That’s correct. He’s even giving out certificates of enlightenment! I thought that ‘only two members had paid their membership fees in the last two years’ was rather odd. It’s very wordy, and anything can look impressive on the web- however sadly the words make little sense and the wordiness , and neologisms can point to increased energy and excitement of a pathological kind. He wants to create a pureland on earth, which is again incompatible with the concept of dukkha, and even the Buddha didn’t try to do. There is much talk but little actual achievement. The grandiose claims, added to that also seem to point towards a manic presentation, in my estimate.

The actual Buddha had little to say and was known for his quietness and love of seclusion. He didn’t set up a social service organisation - he had practitioners set up a structure to practice and teach others- it was a teaching set-up. His teachings were consistent- no not-Self on one hand and universal Buddha on the other. His answer also wasn’t always an unthinking indiscriminate metta to all things presented to him. There was natural responsivity there. Oneness or unity with everyone wasn’t a feature of the teachings (though metta, which includes ‘tough love’, was). He discouraged association with ideas, people and possibly societies that would encourage the unwholesome (doesn’t mean disliking or discrimination). He was also hands on and practical. He wasn’t largely theoretical, though clearly theory has a role to play.

I think if a Mahayana practitioner wants to get to grips with the original teachings of the Buddha he should spend something like 5 years just on EBTs and when the core concepts are well established, explore the Mahayana sutras, again.

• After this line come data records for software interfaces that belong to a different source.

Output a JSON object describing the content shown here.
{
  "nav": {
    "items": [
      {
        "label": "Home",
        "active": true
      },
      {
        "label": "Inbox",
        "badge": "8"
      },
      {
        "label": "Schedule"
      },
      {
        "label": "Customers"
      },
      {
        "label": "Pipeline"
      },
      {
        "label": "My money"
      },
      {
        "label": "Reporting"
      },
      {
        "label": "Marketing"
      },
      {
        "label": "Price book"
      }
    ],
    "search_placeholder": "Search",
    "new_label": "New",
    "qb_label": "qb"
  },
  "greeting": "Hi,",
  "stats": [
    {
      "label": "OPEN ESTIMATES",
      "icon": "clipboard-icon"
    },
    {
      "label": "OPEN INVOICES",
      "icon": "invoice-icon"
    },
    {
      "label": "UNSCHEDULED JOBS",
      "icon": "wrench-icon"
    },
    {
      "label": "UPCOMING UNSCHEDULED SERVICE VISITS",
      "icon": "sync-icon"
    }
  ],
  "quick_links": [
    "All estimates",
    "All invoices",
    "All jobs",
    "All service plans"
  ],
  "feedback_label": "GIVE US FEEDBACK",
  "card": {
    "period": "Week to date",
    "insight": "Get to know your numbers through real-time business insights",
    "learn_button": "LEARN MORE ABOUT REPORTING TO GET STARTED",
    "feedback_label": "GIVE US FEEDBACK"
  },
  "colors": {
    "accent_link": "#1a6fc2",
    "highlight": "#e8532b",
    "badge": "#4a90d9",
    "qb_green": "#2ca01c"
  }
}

Otherwise incompatible ideas will crest dissonance.

With metta


Man, that situation in Thailand is rough. The world in 30 years is going to be unrecognizable.


Dharma ending age.